Dataset entries -
BEGIN
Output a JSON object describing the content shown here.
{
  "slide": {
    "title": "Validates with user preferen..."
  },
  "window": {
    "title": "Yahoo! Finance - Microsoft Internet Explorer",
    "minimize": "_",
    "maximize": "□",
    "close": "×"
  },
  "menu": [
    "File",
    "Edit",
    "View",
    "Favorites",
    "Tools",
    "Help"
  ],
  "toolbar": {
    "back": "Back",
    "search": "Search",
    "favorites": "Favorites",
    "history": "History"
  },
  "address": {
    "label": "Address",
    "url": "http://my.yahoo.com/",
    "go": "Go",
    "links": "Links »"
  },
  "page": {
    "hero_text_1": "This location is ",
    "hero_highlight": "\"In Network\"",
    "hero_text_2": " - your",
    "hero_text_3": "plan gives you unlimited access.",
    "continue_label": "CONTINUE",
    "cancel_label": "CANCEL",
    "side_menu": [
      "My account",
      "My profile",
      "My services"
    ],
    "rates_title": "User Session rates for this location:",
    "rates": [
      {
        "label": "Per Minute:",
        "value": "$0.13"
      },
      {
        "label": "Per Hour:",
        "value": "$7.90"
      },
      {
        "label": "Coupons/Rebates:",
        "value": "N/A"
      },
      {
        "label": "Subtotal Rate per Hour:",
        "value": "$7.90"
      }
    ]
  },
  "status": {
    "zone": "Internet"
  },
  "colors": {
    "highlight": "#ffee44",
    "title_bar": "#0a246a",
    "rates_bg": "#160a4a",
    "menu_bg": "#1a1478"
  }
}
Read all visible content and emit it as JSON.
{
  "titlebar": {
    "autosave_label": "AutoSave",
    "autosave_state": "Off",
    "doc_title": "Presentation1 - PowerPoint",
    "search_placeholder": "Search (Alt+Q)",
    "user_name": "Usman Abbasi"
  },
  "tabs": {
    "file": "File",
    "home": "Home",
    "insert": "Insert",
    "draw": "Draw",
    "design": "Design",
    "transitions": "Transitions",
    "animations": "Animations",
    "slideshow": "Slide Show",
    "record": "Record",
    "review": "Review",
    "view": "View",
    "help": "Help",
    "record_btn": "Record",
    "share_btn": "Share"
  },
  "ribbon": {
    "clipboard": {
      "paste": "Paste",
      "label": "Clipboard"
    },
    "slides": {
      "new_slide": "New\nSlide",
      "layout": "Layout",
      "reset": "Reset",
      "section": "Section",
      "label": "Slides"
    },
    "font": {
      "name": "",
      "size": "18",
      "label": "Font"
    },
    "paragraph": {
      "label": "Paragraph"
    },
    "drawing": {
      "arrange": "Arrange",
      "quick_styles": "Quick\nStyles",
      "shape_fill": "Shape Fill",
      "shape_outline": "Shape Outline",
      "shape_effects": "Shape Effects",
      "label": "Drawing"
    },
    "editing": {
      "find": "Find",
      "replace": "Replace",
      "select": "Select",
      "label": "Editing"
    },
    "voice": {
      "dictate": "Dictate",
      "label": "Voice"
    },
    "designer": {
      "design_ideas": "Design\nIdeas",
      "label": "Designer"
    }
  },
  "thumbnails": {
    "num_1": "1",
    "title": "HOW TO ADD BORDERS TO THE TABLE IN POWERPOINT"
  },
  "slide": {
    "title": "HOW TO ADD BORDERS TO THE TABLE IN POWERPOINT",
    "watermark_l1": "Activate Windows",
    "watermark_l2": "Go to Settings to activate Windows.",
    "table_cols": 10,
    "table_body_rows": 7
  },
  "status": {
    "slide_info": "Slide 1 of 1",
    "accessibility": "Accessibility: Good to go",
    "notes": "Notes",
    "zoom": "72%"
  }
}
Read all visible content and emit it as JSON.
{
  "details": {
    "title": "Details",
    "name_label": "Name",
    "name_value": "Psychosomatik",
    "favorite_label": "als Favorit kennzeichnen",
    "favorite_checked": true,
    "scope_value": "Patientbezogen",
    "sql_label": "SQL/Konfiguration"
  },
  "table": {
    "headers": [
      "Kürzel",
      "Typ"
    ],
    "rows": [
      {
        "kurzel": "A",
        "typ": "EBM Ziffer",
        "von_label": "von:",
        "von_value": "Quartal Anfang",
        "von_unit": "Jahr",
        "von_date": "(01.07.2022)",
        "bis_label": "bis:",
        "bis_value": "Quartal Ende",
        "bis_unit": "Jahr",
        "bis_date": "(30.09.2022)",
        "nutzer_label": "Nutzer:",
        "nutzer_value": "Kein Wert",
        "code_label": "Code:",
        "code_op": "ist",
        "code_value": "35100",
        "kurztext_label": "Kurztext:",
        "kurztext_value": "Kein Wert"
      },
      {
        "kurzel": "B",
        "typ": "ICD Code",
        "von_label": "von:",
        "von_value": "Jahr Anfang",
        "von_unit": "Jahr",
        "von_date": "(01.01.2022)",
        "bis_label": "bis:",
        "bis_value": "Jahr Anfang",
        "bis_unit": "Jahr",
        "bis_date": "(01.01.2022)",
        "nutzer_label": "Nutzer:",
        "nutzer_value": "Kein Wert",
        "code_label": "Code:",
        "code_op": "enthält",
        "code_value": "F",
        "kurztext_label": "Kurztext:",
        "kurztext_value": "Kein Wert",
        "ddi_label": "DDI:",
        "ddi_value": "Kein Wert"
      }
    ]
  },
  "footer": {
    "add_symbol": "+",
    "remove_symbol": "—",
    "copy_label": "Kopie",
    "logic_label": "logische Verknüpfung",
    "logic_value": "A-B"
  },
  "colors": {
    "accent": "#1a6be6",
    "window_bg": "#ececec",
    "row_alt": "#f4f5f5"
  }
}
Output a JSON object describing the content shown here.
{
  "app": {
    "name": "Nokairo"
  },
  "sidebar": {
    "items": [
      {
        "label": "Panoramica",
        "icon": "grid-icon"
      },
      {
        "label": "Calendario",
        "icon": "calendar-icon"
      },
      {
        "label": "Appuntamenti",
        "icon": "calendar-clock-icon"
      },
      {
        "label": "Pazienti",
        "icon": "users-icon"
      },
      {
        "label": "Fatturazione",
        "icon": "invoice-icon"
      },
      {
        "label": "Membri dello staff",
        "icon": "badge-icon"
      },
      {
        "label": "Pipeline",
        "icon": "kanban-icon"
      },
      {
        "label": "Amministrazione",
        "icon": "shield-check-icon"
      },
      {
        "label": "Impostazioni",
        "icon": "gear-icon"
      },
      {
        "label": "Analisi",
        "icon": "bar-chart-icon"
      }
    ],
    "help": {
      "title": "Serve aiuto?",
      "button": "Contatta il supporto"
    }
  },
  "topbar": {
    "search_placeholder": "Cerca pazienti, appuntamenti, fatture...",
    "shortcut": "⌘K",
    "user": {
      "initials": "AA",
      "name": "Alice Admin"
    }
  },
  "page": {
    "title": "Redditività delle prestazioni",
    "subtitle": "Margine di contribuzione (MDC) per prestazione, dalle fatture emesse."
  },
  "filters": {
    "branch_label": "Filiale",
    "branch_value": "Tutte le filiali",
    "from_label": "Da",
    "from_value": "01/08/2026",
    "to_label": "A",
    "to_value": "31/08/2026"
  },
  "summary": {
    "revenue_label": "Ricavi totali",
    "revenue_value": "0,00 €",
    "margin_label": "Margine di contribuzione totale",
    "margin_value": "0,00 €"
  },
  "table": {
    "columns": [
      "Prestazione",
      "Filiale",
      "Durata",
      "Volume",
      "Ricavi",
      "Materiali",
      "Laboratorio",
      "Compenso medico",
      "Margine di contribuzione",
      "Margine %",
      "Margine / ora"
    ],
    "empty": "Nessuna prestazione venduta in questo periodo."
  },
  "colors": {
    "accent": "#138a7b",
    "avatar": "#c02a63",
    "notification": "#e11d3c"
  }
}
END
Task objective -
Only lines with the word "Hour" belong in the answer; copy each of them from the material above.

Solution for this task -
        "label": "Per Hour:",
        "label": "Subtotal Rate per Hour:",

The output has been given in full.